TRIPOLI, Libya – The chief of Libya’s former rebels arrived in Tripoli on Saturday, greeted by a boisterous red carpet ceremony meant to show he’s taking charge of the interim government replacing the ousted regime of Moammar Gadhafi.
But even as Libya’s new leaders tried to consolidate control over the vast country, Gadhafi loyalists pushed back hard against an assault on the town of Bani Walid, one of Gadhafi’s remaining strongholds, in a sign that the battle is far from over.
Mustafa Abdul-Jalil, head of the anti-Gadhafi forces’ National Transitional Council, landed Saturday at an air force base on the outskirts of Tripoli. A faded red carpet was rolled out, and hundreds of fighters and officials in suits rushed toward the plane as he walked down the steps. Some flashed victory signs or shouted “God is great.”
Abdul-Jalil was mobbed by the crowd as he tried to make his way to the air force building.
After meeting with local leaders inside, Abdul-Jalil called for unity among Libyans to finish the fight against Gadhafi loyalists. He also called for forgiveness to allow Libyans to rebuild the country.
“This is not the time for retribution. This is not the time for taking matters into your own hands.

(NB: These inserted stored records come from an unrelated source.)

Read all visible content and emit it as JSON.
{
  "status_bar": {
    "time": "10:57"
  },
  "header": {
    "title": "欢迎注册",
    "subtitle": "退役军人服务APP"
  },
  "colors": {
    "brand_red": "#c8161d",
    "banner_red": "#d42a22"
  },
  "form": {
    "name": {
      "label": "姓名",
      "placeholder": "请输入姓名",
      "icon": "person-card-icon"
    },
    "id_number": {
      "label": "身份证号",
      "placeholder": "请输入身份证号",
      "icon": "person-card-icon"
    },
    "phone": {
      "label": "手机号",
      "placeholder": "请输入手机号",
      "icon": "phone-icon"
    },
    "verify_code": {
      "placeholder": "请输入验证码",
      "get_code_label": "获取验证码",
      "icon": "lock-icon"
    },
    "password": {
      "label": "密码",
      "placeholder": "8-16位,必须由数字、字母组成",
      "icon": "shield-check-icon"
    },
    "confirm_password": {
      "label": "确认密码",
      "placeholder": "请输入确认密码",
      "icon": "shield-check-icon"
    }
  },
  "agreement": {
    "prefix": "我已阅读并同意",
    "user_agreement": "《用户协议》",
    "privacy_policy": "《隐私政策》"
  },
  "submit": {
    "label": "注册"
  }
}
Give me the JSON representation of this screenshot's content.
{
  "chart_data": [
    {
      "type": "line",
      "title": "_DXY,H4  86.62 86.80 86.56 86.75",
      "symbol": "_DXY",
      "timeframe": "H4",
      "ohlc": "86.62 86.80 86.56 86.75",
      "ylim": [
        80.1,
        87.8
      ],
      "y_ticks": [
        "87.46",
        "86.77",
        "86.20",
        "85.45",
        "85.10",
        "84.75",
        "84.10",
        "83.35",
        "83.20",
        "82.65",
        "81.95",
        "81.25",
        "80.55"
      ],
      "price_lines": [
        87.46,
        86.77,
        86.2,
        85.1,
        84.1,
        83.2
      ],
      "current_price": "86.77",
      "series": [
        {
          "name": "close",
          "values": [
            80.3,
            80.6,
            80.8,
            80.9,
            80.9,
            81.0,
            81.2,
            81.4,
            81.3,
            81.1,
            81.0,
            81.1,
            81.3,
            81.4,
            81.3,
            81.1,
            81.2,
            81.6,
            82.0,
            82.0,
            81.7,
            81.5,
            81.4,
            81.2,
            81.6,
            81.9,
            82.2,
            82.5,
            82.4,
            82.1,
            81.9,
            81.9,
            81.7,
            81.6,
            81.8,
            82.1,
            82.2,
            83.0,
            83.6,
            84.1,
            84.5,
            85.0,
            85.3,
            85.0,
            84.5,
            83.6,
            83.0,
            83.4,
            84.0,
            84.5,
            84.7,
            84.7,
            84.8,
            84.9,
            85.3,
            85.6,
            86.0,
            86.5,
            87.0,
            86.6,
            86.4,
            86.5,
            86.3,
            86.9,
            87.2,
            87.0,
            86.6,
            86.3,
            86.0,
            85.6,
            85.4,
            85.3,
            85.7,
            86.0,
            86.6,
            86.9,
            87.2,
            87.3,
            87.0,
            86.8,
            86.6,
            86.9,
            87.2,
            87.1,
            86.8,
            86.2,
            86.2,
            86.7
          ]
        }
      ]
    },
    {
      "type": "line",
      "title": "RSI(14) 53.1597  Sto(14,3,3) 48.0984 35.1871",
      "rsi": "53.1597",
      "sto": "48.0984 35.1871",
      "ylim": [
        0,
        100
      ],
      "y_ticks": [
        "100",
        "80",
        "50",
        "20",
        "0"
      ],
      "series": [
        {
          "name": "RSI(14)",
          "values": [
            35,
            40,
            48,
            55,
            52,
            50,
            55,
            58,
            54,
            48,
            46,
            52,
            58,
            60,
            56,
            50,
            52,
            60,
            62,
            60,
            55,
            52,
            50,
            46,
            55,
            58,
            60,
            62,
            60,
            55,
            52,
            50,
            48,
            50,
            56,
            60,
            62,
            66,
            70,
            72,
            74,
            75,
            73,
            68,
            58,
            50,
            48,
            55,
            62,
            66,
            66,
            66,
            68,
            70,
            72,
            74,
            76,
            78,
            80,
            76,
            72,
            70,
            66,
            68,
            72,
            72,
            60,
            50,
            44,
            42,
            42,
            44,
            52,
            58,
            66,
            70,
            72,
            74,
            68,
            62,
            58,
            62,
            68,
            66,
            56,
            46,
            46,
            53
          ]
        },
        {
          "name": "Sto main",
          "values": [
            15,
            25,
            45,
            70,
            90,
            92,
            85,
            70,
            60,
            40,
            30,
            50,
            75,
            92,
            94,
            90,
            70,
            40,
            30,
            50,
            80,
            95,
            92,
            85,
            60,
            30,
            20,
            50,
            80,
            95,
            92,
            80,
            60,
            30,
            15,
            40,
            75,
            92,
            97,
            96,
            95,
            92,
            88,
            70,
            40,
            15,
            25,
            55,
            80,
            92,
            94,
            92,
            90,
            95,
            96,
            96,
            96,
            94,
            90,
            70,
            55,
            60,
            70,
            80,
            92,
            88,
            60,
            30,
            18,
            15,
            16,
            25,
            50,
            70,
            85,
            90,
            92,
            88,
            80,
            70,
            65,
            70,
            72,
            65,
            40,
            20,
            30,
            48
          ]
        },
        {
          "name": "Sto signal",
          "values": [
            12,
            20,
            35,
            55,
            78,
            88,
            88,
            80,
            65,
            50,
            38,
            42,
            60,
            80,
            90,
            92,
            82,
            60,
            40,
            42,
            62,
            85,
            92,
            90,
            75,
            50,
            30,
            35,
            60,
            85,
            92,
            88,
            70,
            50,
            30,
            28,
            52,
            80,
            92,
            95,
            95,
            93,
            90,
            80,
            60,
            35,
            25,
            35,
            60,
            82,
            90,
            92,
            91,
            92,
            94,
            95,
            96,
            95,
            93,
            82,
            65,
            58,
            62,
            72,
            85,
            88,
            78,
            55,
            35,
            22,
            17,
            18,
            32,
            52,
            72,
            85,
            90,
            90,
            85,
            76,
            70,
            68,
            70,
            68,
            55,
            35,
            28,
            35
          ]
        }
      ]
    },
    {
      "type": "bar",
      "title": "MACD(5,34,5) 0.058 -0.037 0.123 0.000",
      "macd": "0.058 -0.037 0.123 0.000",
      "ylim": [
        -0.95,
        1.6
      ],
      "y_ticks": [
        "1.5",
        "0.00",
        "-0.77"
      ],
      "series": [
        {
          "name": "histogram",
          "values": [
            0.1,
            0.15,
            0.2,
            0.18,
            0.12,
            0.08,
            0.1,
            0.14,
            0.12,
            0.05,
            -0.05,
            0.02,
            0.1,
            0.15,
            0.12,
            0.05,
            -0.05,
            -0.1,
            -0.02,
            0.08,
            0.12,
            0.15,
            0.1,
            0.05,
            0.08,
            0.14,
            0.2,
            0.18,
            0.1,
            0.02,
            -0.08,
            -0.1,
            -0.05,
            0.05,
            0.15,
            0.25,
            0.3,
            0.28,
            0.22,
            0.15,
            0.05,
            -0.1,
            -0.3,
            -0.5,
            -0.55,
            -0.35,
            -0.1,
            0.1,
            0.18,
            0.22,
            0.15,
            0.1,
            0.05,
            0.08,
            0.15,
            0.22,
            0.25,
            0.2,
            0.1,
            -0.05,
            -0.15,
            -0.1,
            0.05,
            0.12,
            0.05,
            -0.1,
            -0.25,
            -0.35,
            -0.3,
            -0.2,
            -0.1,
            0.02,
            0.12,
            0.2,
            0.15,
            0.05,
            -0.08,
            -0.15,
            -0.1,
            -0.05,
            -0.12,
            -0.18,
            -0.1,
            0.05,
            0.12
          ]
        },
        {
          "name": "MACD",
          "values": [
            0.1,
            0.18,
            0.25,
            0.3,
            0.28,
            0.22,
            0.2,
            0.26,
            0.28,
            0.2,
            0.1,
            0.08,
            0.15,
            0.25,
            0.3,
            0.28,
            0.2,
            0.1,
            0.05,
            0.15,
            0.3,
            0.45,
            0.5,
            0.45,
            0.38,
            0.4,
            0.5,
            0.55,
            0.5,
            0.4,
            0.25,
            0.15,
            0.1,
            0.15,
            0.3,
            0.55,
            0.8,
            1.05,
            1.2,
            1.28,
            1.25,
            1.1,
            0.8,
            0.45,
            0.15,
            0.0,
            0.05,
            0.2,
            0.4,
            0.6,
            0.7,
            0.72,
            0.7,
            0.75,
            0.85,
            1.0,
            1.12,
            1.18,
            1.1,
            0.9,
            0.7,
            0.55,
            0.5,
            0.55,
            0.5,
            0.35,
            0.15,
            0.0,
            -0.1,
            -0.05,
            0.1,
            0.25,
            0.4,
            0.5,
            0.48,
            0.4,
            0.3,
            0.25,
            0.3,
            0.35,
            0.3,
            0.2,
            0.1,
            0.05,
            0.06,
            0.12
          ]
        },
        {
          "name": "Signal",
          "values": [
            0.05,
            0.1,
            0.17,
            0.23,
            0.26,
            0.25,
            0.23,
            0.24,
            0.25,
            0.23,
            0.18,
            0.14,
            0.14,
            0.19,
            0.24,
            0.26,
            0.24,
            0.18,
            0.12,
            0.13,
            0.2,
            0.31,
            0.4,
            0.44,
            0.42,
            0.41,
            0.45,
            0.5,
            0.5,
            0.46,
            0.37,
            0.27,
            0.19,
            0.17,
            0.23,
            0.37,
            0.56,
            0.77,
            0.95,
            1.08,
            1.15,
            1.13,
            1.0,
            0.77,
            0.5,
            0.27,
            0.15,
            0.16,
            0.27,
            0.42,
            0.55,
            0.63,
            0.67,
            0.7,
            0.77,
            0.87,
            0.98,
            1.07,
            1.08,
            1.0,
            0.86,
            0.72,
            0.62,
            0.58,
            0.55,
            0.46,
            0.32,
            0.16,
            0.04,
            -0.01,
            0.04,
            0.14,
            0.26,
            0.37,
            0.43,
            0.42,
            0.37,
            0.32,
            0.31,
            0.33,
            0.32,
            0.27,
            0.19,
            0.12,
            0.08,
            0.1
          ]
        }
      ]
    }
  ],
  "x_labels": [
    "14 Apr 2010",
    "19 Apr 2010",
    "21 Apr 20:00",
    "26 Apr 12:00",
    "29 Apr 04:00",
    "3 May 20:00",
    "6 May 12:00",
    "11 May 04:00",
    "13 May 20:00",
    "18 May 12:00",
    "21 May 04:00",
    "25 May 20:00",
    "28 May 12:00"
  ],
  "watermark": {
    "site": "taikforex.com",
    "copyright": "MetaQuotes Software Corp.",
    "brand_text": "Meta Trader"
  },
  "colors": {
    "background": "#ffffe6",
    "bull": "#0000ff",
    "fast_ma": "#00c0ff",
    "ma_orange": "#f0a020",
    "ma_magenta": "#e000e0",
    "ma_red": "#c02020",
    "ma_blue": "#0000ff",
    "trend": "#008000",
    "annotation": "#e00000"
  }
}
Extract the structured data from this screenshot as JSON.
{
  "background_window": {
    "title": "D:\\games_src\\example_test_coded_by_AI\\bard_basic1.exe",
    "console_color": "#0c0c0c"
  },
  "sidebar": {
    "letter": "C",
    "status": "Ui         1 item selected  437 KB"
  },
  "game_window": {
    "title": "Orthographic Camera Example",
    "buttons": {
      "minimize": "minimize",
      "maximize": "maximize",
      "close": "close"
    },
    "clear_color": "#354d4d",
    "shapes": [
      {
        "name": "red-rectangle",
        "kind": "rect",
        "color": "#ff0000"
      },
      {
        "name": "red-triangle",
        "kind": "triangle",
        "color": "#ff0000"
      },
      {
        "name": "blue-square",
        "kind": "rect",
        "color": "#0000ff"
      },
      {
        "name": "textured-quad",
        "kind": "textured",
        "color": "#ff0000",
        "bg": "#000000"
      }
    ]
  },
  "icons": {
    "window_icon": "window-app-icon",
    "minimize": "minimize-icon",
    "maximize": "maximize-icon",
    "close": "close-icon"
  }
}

Many rights have been lost and many tragedies have occurred,” he said. “We have to realize that Moammar Gadhafi is not done yet and we must direct all our means to liberate the rest of the cities.”
Abdul-Jalil’s arrival was meant to show that the former rebels are getting ready to establish their government in the capital. Until now, most leaders of the anti-Gadhafi movement had been based in the eastern city of Benghazi.
“It’s a day that shows Libya is finally in the hands of its people,” said Abdullah Gzema, an NTC member from the coastal city of Zawiya. “We know we have nothing ahead of us but challenges. The challenge now is to organize the state and that will be harder than the military campaign.”
Revolutionary forces entered Tripoli on Aug. 21, six months after the uprising against Gadhafi began.
The fall of Tripoli effectively sealed the fate of Gadhafi’s regime, but Abdul-Jalil stayed away from the capital until Saturday. His prolonged absence had raised questions about the former rebels’ ability to take charge. Officials close to Abdul-Jalil cited security concerns as one of the reasons.